November 2, 2019 – The University of the West Indies’ Seismic Research Center (UWI-SRC), in collaboration with the National Emergency Management Organization (NEMO), will be hosting the second in a series of five-day training sessions with volunteers.
This time, it’s the turn of volunteers in the north leeward communities under the volcano ready communities project. The project aims to prepare communities to manage potential impacts of La Soufrière Volcano and related hazards.
The “Volcano-Ready Communities in St. Vincent and the Grenadines” project targets 12 communities in the high-risk zones of La Soufrière. It specifically seeks to improve response capacities through training and risk assessment; develop a “Volcano-Ready” framework and toolkit for communities; and create public education and awareness materials to be shared with schools, businesses, and residents.
“We want to ensure that people here can live safely and resiliently and enjoy their lives, so that when bad things happen because of the environment that [they] won’t be knocked back as badly,” says NEMO Director, Michelle Forbes. Following successful completion of the project, St. Vincent and the Grenadines will be the first country in the Region to hold a “Volcano-Ready” designation. The 12 communities targeted during the two-year project have been divided into two groups. On the Windward side: Big Level, Colonarie, Fancy, Overland, Owia, Park Hill, Sandy Bay and South Rivers; and on the Leeward side: Chateaubelair, Fitz Hughes, Rose Hall and Spring Village.
The official Project Launch was held on April 6, 2018 at the Sandy Bay Government School, and attended by beneficiaries of approximately six of the targeted communities
. The project is being administered through CDB’s Community Disaster Risk Reduction Fund (CDRRF) and is supported by the Government of Canada and the European Union.
The workshop will be held at the Richmond Vale Academy at Richmond.
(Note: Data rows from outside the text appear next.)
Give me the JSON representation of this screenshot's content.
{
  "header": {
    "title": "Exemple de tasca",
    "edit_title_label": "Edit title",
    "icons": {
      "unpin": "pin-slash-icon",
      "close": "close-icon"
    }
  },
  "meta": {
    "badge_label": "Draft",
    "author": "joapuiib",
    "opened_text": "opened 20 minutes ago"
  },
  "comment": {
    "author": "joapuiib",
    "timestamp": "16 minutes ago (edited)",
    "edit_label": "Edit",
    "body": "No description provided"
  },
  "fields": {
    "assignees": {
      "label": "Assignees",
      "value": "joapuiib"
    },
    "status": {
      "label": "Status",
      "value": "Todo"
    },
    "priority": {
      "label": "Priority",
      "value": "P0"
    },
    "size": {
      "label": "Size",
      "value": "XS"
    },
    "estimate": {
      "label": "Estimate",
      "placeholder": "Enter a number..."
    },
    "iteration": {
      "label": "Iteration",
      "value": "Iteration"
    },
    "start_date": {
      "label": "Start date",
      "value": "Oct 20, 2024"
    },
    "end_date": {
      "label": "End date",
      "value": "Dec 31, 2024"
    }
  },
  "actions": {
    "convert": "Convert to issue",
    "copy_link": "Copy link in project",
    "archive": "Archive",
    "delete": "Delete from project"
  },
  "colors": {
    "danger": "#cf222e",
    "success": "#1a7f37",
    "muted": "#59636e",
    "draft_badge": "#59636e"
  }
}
It begins at 8.30 in the morning on Monday, November 3 and will run until Friday, November 8th.